Diabetes is a chronic condition that requires ongoing treatment and monitoring to reduce morbidity and mortality. It is associated with various comorbidities including heart disease, stroke, high blood pressure, kidney disease, and blindness as well as lost productivity, and increased financial burden. The American Diabetes Association’s (ADA) Standards of Medical Care in Diabetes contains a comprehensive set of recommendations for screening, diagnosis, and therapeutic actions that are likely to favorably affect health outcomes for patients with diabetes. Based on data collected in the Medical Expenditure Panel Survey-Household Component (MEPS-HC) and its supplemental Diabetes Care Survey (DCS), this Statistical Brief first presents estimates of the prevalence of reported diagnoses of diabetes for adults age 18 and older by race/ethnicity, and then focuses on differences among racial/ethnic groups in treatment and monitoring of the condition. The treatment methods considered include insulin injection, oral medications, and diet modification. Monitoring services by a health professional include blood cholesterol check, checking of feet for sores or irritations, eye exam with dilation, and blood check for hemoglobin A1C. Understanding differences in diabetic patients’ receipt of these treatment and services by race/ethnicity may be helpful in directing resources for managing diabetes among diverse groups. The average annual estimates presented in this Brief are for the civilian noninstitutionalized adult population (i.e., 18 and older) and are derived from pooled data from the 2015 and 2016 MEPS-HC/DCS. The racial/ethnic distribution of this population during the 2015-16 period was: white, non-Hispanic (63.5 percent); Hispanic (15.8 percent); black, non-Hispanic (11.8 percent); Asian, non-Hispanic (5.8 percent), and other/multiple races, non-Hispanic (3.0 percent). In this report, the non-Hispanic groups will be referred to as simply white, black, and Asian. Although included in the overall total (i.e., All), the “other/multiple races, non-Hispanic” category is not shown separately in the figures due to small sample sizes or failure to meet minimum precision requirements. Only racial/ethnic differences in estimates that are statistically significant at the 0.05 level or better are noted in the text.

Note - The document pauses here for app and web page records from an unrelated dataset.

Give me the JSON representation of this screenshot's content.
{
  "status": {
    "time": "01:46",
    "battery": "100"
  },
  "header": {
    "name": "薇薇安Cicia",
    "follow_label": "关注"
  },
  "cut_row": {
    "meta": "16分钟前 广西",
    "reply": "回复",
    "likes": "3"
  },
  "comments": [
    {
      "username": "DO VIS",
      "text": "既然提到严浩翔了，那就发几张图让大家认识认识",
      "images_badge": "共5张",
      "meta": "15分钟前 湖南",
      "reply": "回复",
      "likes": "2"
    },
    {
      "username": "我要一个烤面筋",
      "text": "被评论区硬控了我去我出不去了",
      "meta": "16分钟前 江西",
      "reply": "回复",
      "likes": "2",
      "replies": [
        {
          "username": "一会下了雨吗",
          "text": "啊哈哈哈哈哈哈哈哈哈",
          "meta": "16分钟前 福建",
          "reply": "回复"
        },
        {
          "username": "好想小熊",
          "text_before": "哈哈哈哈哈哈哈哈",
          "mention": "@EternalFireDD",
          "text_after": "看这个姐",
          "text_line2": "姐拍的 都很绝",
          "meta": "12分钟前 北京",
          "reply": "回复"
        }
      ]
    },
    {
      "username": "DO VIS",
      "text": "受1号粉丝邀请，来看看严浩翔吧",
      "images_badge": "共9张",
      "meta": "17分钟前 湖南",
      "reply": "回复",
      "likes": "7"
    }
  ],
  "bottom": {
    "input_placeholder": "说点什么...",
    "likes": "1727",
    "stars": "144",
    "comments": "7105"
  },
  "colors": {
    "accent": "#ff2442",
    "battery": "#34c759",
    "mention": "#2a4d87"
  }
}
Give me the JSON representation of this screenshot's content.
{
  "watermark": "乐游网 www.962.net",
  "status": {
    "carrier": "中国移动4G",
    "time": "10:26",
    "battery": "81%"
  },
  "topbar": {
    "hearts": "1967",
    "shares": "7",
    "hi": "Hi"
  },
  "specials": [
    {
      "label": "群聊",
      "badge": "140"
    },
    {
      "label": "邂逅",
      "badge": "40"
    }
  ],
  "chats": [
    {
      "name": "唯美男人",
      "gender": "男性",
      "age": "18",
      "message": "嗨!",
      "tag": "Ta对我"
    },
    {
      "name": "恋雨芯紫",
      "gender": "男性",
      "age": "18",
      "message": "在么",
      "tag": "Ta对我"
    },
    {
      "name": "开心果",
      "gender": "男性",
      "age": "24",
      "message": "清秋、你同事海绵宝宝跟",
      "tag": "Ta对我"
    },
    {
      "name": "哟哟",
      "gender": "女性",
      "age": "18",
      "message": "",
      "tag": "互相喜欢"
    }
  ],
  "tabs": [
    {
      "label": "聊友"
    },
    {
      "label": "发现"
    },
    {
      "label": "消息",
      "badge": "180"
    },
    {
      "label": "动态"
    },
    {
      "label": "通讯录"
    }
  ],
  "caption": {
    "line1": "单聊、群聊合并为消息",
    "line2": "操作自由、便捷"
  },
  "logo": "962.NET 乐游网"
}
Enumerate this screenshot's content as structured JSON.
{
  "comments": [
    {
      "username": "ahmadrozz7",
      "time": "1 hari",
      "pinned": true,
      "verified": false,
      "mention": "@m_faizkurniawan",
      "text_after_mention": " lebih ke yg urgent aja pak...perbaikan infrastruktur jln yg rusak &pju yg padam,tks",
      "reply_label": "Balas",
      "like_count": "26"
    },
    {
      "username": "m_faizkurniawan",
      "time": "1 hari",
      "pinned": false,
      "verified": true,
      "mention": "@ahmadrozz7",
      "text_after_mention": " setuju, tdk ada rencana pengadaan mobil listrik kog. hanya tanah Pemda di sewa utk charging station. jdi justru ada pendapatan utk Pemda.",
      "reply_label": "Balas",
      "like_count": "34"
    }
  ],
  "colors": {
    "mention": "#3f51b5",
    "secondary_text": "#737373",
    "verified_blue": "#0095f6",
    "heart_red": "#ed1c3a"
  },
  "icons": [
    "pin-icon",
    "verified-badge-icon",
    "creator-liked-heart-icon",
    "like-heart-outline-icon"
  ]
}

Study in #JACC says pay attention to 1st degree relatives. In 95% of cases with a heritable cardiac diagnosis for sudden death, the nearest affected relative was a first-degree relative. #FamilyHistory #HLBSpopOMICS #myPHGKB #genes #RareDisease @NIH_NHLBI https://t.co/RodgXUrLoy pic.twitter.com/AWhbdU7kTo— George Mensah, MD (@NHLBI_Translate) August 15, 2019